So when, after five years at RPG, it was time to take a sabbatical, I knew exactly how I would use the gift of time: to log off and to explore.
I set out to get a better understanding of where the positivity and value of social media ends – and phone addiction, disinformation, and polarization begins. And ultimately, log back on with a healthy relationship with social media.
I wasn’t sure what it would look like, especially because I planned to do some traveling in scenic places. I knew it would mean missing out on sharing some epic sights – but it would also mean experiencing those places in the moment, without thinking about how it was showing up on Instagram.
Unsurprisingly, that part was right. My brain felt better and disconnecting felt good. I enjoyed getting rid of the distraction of back-brain analysis of what I’d post next or who was commenting on what picture.
I logged back on July 11, 2023.
The hiatus also showed the value of what I missed. I missed opportunities for connection: post-break, I published pictures and heard from old friends who lived in cities that I’d passed through without knowing. I also felt the missed value of posting in the moment: sifting through photos to create a round-up of “top moments” offered unlimited time to craft. It felt more edited and controlled than had I been posting live and pressed for time before my next experience. Before, I would have published a post while waiting in line to enter a museum. Now I was rounding up the best pictures for a photo dump. So really what was more authentic in the end?

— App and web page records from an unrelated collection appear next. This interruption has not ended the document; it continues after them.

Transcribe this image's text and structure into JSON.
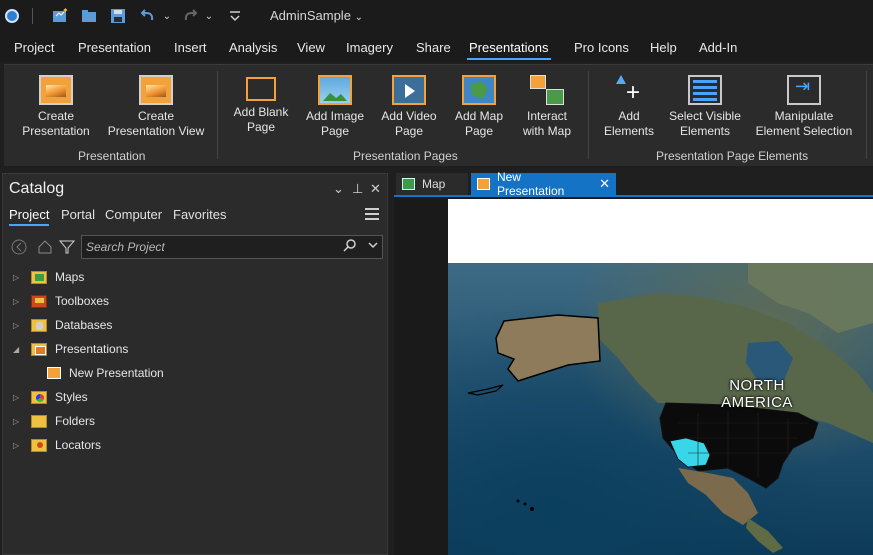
{
  "titlebar": {
    "app_title": "AdminSample",
    "title_chevron": "⌄",
    "icons": [
      "app-logo-icon",
      "new-project-icon",
      "open-project-icon",
      "save-project-icon",
      "undo-icon",
      "redo-icon",
      "customize-toolbar-icon"
    ]
  },
  "menu": {
    "items": [
      {
        "label": "Project"
      },
      {
        "label": "Presentation"
      },
      {
        "label": "Insert"
      },
      {
        "label": "Analysis"
      },
      {
        "label": "View"
      },
      {
        "label": "Imagery"
      },
      {
        "label": "Share"
      },
      {
        "label": "Presentations",
        "active": true
      },
      {
        "label": "Pro Icons"
      },
      {
        "label": "Help"
      },
      {
        "label": "Add-In"
      }
    ]
  },
  "ribbon": {
    "groups": [
      {
        "label": "Presentation"
      },
      {
        "label": "Presentation Pages"
      },
      {
        "label": "Presentation Page Elements"
      }
    ],
    "buttons": [
      {
        "line1": "Create",
        "line2": "Presentation",
        "icon": "presentation-icon"
      },
      {
        "line1": "Create",
        "line2": "Presentation View",
        "icon": "presentation-view-icon"
      },
      {
        "line1": "Add Blank",
        "line2": "Page",
        "icon": "blank-page-icon"
      },
      {
        "line1": "Add Image",
        "line2": "Page",
        "icon": "image-page-icon"
      },
      {
        "line1": "Add Video",
        "line2": "Page",
        "icon": "video-page-icon"
      },
      {
        "line1": "Add Map",
        "line2": "Page",
        "icon": "map-page-icon"
      },
      {
        "line1": "Interact",
        "line2": "with Map",
        "icon": "interact-map-icon"
      },
      {
        "line1": "Add",
        "line2": "Elements",
        "icon": "add-elements-icon"
      },
      {
        "line1": "Select Visible",
        "line2": "Elements",
        "icon": "select-visible-icon"
      },
      {
        "line1": "Manipulate",
        "line2": "Element Selection",
        "icon": "manipulate-selection-icon"
      }
    ]
  },
  "catalog": {
    "title": "Catalog",
    "controls": {
      "dropdown": "⌄",
      "pin": "⊥",
      "close": "✕"
    },
    "tabs": [
      {
        "label": "Project",
        "active": true
      },
      {
        "label": "Portal"
      },
      {
        "label": "Computer"
      },
      {
        "label": "Favorites"
      }
    ],
    "search": {
      "placeholder": "Search Project",
      "value": ""
    },
    "tree": [
      {
        "label": "Maps",
        "expanded": false,
        "icon": "maps-folder-icon"
      },
      {
        "label": "Toolboxes",
        "expanded": false,
        "icon": "toolbox-icon"
      },
      {
        "label": "Databases",
        "expanded": false,
        "icon": "database-icon"
      },
      {
        "label": "Presentations",
        "expanded": true,
        "icon": "presentations-folder-icon"
      },
      {
        "label": "New Presentation",
        "child": true,
        "icon": "presentation-item-icon"
      },
      {
        "label": "Styles",
        "expanded": false,
        "icon": "styles-icon"
      },
      {
        "label": "Folders",
        "expanded": false,
        "icon": "folder-icon"
      },
      {
        "label": "Locators",
        "expanded": false,
        "icon": "locator-icon"
      }
    ]
  },
  "doc_tabs": [
    {
      "label": "Map",
      "active": false,
      "icon": "map-tab-icon"
    },
    {
      "label": "New Presentation",
      "active": true,
      "icon": "presentation-tab-icon",
      "close": "✕"
    }
  ],
  "map_view": {
    "labels": {
      "line1": "NORTH",
      "line2": "AMERICA"
    },
    "highlight_color": "#38d6e8"
  },
  "colors": {
    "accent": "#1473c5",
    "active_underline": "#4aa3ff",
    "presentation_orange": "#f3a23a"
  }
}
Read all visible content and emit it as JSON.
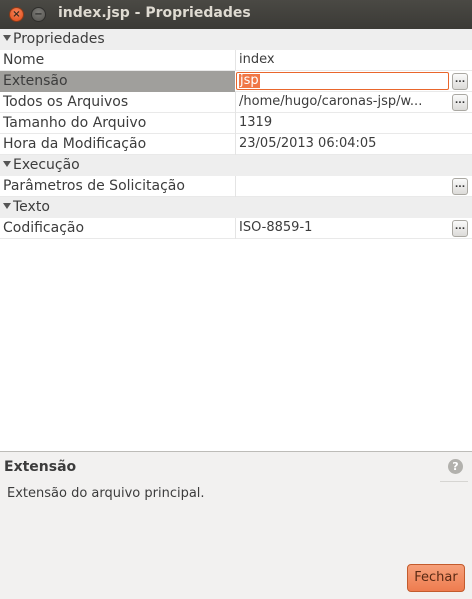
{
  "window": {
    "title": "index.jsp - Propriedades",
    "close_glyph": "×",
    "minimize_glyph": "−"
  },
  "sections": [
    {
      "label": "Propriedades"
    },
    {
      "label": "Execução"
    },
    {
      "label": "Texto"
    }
  ],
  "properties": {
    "nome": {
      "label": "Nome",
      "value": "index"
    },
    "extensao": {
      "label": "Extensão",
      "value": "jsp"
    },
    "arquivos": {
      "label": "Todos os Arquivos",
      "value": "/home/hugo/caronas-jsp/w..."
    },
    "tamanho": {
      "label": "Tamanho do Arquivo",
      "value": "1319"
    },
    "hora": {
      "label": "Hora da Modificação",
      "value": "23/05/2013 06:04:05"
    },
    "parametros": {
      "label": "Parâmetros de Solicitação",
      "value": ""
    },
    "codificacao": {
      "label": "Codificação",
      "value": "ISO-8859-1"
    }
  },
  "ellipsis_label": "...",
  "description": {
    "title": "Extensão",
    "text": "Extensão do arquivo principal.",
    "help_glyph": "?"
  },
  "buttons": {
    "close_label": "Fechar"
  },
  "colors": {
    "accent": "#ee7c4f",
    "selection": "#a09f9c",
    "titlebar": "#3c3b37"
  }
}
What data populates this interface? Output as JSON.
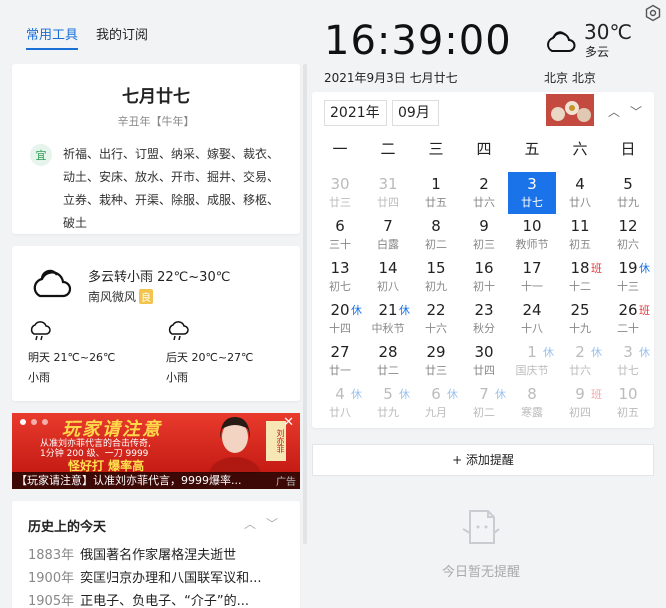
{
  "tabs": [
    {
      "label": "常用工具"
    },
    {
      "label": "我的订阅"
    }
  ],
  "almanac": {
    "lunar_date": "七月廿七",
    "year": "辛丑年【牛年】",
    "yi_label": "宜",
    "yi_text": "祈福、出行、订盟、纳采、嫁娶、裁衣、动土、安床、放水、开市、掘井、交易、立券、栽种、开渠、除服、成服、移柩、破土"
  },
  "weather_card": {
    "desc": "多云转小雨  22℃~30℃",
    "wind": "南风微风",
    "air_quality": "良",
    "forecast": [
      {
        "temp": "明天 21℃~26℃",
        "cond": "小雨"
      },
      {
        "temp": "后天 20℃~27℃",
        "cond": "小雨"
      }
    ]
  },
  "ad": {
    "headline": "玩家请注意",
    "line1": "从准刘亦菲代言的合击传奇,",
    "line2": "1分钟 200 级、一刀 9999",
    "slogan": "怪好打  爆率高",
    "tag": "刘亦菲",
    "caption": "【玩家请注意】认准刘亦菲代言，9999爆率...",
    "label": "广告",
    "close": "✕"
  },
  "history": {
    "title": "历史上的今天",
    "items": [
      {
        "year": "1883年",
        "text": "俄国著名作家屠格涅夫逝世"
      },
      {
        "year": "1900年",
        "text": "奕匡归京办理和八国联军议和..."
      },
      {
        "year": "1905年",
        "text": "正电子、负电子、“介子”的..."
      }
    ]
  },
  "clock": {
    "time": "16:39:00",
    "date": "2021年9月3日  七月廿七"
  },
  "top_weather": {
    "temp": "30℃",
    "desc": "多云",
    "location": "北京 北京",
    "icon": "cloud-icon"
  },
  "calendar": {
    "year": "2021年",
    "month": "09月",
    "weekdays": [
      "一",
      "二",
      "三",
      "四",
      "五",
      "六",
      "日"
    ],
    "days": [
      {
        "n": "30",
        "l": "廿三",
        "other": true
      },
      {
        "n": "31",
        "l": "廿四",
        "other": true
      },
      {
        "n": "1",
        "l": "廿五"
      },
      {
        "n": "2",
        "l": "廿六"
      },
      {
        "n": "3",
        "l": "廿七",
        "today": true
      },
      {
        "n": "4",
        "l": "廿八"
      },
      {
        "n": "5",
        "l": "廿九"
      },
      {
        "n": "6",
        "l": "三十"
      },
      {
        "n": "7",
        "l": "白露"
      },
      {
        "n": "8",
        "l": "初二"
      },
      {
        "n": "9",
        "l": "初三"
      },
      {
        "n": "10",
        "l": "教师节"
      },
      {
        "n": "11",
        "l": "初五"
      },
      {
        "n": "12",
        "l": "初六"
      },
      {
        "n": "13",
        "l": "初七"
      },
      {
        "n": "14",
        "l": "初八"
      },
      {
        "n": "15",
        "l": "初九"
      },
      {
        "n": "16",
        "l": "初十"
      },
      {
        "n": "17",
        "l": "十一"
      },
      {
        "n": "18",
        "l": "十二",
        "badge": "班"
      },
      {
        "n": "19",
        "l": "十三",
        "badge": "休"
      },
      {
        "n": "20",
        "l": "十四",
        "badge": "休"
      },
      {
        "n": "21",
        "l": "中秋节",
        "badge": "休"
      },
      {
        "n": "22",
        "l": "十六"
      },
      {
        "n": "23",
        "l": "秋分"
      },
      {
        "n": "24",
        "l": "十八"
      },
      {
        "n": "25",
        "l": "十九"
      },
      {
        "n": "26",
        "l": "二十",
        "badge": "班"
      },
      {
        "n": "27",
        "l": "廿一"
      },
      {
        "n": "28",
        "l": "廿二"
      },
      {
        "n": "29",
        "l": "廿三"
      },
      {
        "n": "30",
        "l": "廿四"
      },
      {
        "n": "1",
        "l": "国庆节",
        "badge": "休",
        "other": true
      },
      {
        "n": "2",
        "l": "廿六",
        "badge": "休",
        "other": true
      },
      {
        "n": "3",
        "l": "廿七",
        "badge": "休",
        "other": true
      },
      {
        "n": "4",
        "l": "廿八",
        "badge": "休",
        "other": true
      },
      {
        "n": "5",
        "l": "廿九",
        "badge": "休",
        "other": true
      },
      {
        "n": "6",
        "l": "九月",
        "badge": "休",
        "other": true
      },
      {
        "n": "7",
        "l": "初二",
        "badge": "休",
        "other": true
      },
      {
        "n": "8",
        "l": "寒露",
        "other": true
      },
      {
        "n": "9",
        "l": "初四",
        "badge": "班",
        "other": true
      },
      {
        "n": "10",
        "l": "初五",
        "other": true
      }
    ]
  },
  "reminder": {
    "add_label": "+ 添加提醒",
    "empty_text": "今日暂无提醒"
  },
  "colors": {
    "accent": "#1a73e8",
    "holiday": "#1a73e8",
    "workday": "#e0383e"
  }
}
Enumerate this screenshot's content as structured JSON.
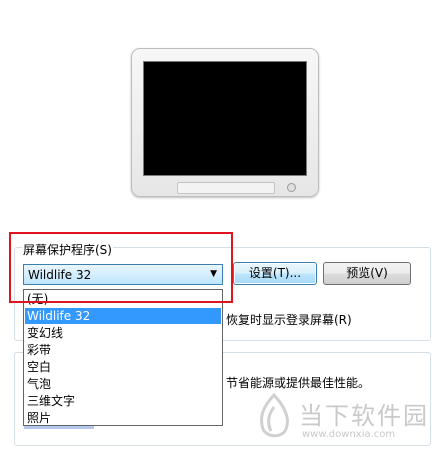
{
  "screensaver": {
    "label": "屏幕保护程序(S)",
    "selected": "Wildlife 32",
    "options": [
      "(无)",
      "Wildlife 32",
      "变幻线",
      "彩带",
      "空白",
      "气泡",
      "三维文字",
      "照片"
    ],
    "selected_index": 1,
    "settings_button": "设置(T)...",
    "preview_button": "预览(V)",
    "resume_text_partial": "恢复时显示登录屏幕(R)",
    "power_text_partial": "节省能源或提供最佳性能。"
  },
  "watermark": {
    "title": "当下软件园",
    "url": "www.downxia.com"
  },
  "colors": {
    "highlight": "#e0141e",
    "selection": "#3399ff"
  }
}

In that time, Threads was launched and received with enthusiasm — reigniting Twitter-killer conversations — but has since seen a 79% drop in daily active users. It’s a tough landscape to launch a new platform: attention is more difficult than ever to get. Globally, the average individual has 8.4 social media accounts.
As the social media landscape gets more and more crowded, people are getting more intentional, spending time only in the places that matter most to them. Pre-sabbatical, I read and loved a NYTimes article on a group of teens that call themselves the Luddite Club. They take deliberate time away from social and tech, with some of them opting out of perma-connection altogether in favor of flip phones.
Despite being crowded and splintered, there are opportunities in today’s social landscape. These niches where time is spent are that much more powerful. The key is to identify the area where your audience is spending time and keep the focus on providing value there.
As fast as social moves, the truth remains: we’re there to form and reinforce connections.
Since re-joining the social world, I’m testing new habits to support that truth. Screen-time limits prevent perma-scroll, ensuring that the time spent is on updates from friends and family – while live posting prevents over-thinking edits.
Here’s to living in the moment — and, sometimes, online.